WORK INSTRUCTIONS
Without the pictures, set down every line of the data exactly.

START TASK DATA

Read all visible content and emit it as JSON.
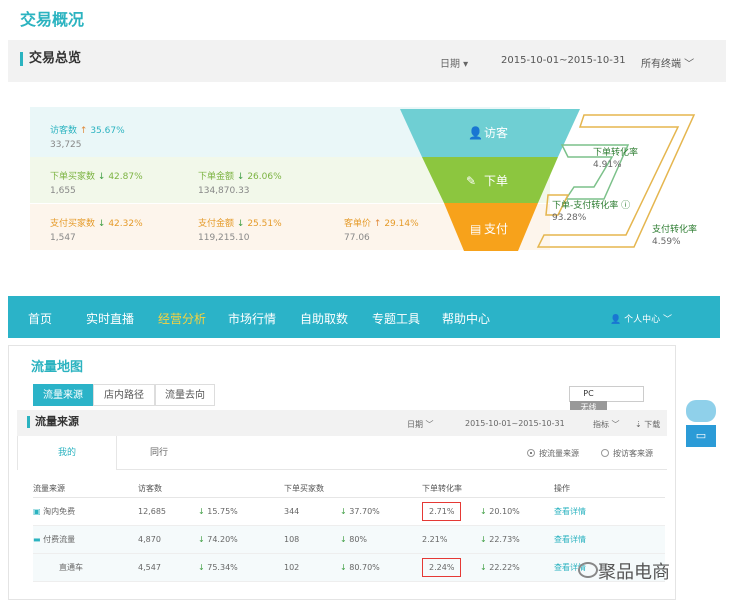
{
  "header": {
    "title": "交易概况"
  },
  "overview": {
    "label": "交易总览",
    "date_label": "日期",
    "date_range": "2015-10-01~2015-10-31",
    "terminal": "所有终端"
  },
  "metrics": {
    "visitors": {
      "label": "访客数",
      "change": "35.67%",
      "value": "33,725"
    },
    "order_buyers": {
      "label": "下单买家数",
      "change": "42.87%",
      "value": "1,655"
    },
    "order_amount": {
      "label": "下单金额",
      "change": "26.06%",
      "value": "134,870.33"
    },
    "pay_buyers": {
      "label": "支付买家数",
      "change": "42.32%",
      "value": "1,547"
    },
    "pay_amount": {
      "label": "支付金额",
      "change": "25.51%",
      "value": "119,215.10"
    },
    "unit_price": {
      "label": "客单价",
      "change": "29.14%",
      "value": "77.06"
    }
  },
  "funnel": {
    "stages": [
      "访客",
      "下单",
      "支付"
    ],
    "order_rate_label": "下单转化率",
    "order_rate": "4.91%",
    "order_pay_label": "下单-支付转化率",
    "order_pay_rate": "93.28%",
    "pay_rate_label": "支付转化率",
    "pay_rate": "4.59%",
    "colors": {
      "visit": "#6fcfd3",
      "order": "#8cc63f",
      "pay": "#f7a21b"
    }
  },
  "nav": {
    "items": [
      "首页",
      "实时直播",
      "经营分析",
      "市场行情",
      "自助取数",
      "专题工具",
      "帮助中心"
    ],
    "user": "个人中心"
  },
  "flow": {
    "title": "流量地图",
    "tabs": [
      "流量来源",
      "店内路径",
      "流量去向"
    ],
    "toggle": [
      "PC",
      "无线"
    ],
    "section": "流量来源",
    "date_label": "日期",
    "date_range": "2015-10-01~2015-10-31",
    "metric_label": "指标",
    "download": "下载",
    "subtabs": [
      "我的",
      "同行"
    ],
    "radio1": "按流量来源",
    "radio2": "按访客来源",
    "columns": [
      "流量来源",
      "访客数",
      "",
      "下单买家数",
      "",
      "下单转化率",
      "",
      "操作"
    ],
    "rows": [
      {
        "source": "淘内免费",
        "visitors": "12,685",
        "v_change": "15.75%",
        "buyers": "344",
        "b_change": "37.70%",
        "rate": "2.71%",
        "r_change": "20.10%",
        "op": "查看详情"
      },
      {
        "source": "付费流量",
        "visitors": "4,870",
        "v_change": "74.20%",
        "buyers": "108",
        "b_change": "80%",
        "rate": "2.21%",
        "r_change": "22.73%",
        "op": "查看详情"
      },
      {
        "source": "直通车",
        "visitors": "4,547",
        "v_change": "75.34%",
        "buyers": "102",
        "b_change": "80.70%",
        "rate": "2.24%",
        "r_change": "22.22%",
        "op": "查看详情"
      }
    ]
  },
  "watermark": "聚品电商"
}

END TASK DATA

ANSWER AREA
Read all visible content and emit it as JSON.
{
  "header": {
    "title": "交易概况"
  },
  "overview": {
    "label": "交易总览",
    "date_label": "日期",
    "date_range": "2015-10-01~2015-10-31",
    "terminal": "所有终端"
  },
  "metrics": {
    "visitors": {
      "label": "访客数",
      "change": "35.67%",
      "value": "33,725"
    },
    "order_buyers": {
      "label": "下单买家数",
      "change": "42.87%",
      "value": "1,655"
    },
    "order_amount": {
      "label": "下单金额",
      "change": "26.06%",
      "value": "134,870.33"
    },
    "pay_buyers": {
      "label": "支付买家数",
      "change": "42.32%",
      "value": "1,547"
    },
    "pay_amount": {
      "label": "支付金额",
      "change": "25.51%",
      "value": "119,215.10"
    },
    "unit_price": {
      "label": "客单价",
      "change": "29.14%",
      "value": "77.06"
    }
  },
  "funnel": {
    "stages": [
      "访客",
      "下单",
      "支付"
    ],
    "order_rate_label": "下单转化率",
    "order_rate": "4.91%",
    "order_pay_label": "下单-支付转化率",
    "order_pay_rate": "93.28%",
    "pay_rate_label": "支付转化率",
    "pay_rate": "4.59%",
    "colors": {
      "visit": "#6fcfd3",
      "order": "#8cc63f",
      "pay": "#f7a21b"
    }
  },
  "nav": {
    "items": [
      "首页",
      "实时直播",
      "经营分析",
      "市场行情",
      "自助取数",
      "专题工具",
      "帮助中心"
    ],
    "user": "个人中心"
  },
  "flow": {
    "title": "流量地图",
    "tabs": [
      "流量来源",
      "店内路径",
      "流量去向"
    ],
    "toggle": [
      "PC",
      "无线"
    ],
    "section": "流量来源",
    "date_label": "日期",
    "date_range": "2015-10-01~2015-10-31",
    "metric_label": "指标",
    "download": "下载",
    "subtabs": [
      "我的",
      "同行"
    ],
    "radio1": "按流量来源",
    "radio2": "按访客来源",
    "columns": [
      "流量来源",
      "访客数",
      "",
      "下单买家数",
      "",
      "下单转化率",
      "",
      "操作"
    ],
    "rows": [
      {
        "source": "淘内免费",
        "visitors": "12,685",
        "v_change": "15.75%",
        "buyers": "344",
        "b_change": "37.70%",
        "rate": "2.71%",
        "r_change": "20.10%",
        "op": "查看详情"
      },
      {
        "source": "付费流量",
        "visitors": "4,870",
        "v_change": "74.20%",
        "buyers": "108",
        "b_change": "80%",
        "rate": "2.21%",
        "r_change": "22.73%",
        "op": "查看详情"
      },
      {
        "source": "直通车",
        "visitors": "4,547",
        "v_change": "75.34%",
        "buyers": "102",
        "b_change": "80.70%",
        "rate": "2.24%",
        "r_change": "22.22%",
        "op": "查看详情"
      }
    ]
  },
  "watermark": "聚品电商"
}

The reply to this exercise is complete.